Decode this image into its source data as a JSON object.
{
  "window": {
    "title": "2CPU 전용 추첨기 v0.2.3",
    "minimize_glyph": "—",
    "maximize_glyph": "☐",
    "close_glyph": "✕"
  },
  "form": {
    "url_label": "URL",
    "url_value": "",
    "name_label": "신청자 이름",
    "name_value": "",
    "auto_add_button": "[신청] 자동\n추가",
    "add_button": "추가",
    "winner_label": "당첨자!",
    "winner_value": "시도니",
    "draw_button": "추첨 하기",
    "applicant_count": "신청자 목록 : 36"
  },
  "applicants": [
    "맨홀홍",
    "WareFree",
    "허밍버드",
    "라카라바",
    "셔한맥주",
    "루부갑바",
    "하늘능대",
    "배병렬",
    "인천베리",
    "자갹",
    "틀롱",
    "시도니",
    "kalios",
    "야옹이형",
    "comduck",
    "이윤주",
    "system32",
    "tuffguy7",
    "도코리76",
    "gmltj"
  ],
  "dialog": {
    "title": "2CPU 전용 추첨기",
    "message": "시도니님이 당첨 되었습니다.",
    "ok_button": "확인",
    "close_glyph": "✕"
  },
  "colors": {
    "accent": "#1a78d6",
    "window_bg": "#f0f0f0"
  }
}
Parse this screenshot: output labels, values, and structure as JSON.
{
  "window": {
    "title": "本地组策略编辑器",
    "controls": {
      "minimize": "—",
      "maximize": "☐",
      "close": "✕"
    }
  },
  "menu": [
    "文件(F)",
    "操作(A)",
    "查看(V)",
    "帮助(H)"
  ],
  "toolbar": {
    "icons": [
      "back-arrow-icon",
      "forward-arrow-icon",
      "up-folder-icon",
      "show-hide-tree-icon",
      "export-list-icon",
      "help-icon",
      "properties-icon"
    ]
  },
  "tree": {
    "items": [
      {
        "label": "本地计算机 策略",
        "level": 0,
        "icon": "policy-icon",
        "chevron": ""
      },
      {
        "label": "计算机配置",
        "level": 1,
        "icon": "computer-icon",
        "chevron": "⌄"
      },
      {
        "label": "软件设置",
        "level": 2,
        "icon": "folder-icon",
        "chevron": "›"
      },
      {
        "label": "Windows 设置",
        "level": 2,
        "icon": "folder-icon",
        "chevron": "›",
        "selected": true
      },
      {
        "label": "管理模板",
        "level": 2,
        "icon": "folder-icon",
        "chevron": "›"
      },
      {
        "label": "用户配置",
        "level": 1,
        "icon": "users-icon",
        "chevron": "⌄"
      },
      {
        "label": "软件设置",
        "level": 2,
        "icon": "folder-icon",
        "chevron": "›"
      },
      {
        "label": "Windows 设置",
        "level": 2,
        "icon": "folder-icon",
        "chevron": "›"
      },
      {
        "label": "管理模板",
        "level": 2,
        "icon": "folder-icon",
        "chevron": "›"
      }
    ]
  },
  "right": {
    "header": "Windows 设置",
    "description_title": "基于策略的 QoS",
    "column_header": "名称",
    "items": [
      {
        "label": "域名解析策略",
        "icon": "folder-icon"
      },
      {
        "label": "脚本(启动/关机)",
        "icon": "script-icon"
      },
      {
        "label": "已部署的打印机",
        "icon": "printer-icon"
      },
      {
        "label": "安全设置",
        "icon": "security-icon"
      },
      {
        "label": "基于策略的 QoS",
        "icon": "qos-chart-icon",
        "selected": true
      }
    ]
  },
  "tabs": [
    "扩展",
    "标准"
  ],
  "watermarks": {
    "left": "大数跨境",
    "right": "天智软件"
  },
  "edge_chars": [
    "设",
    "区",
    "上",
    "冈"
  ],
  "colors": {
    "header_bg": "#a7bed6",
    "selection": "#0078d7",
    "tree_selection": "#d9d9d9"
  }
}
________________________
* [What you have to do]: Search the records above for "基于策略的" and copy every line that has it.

* [Solution to the problem]:
    "description_title": "基于策略的 QoS",
        "label": "基于策略的 QoS",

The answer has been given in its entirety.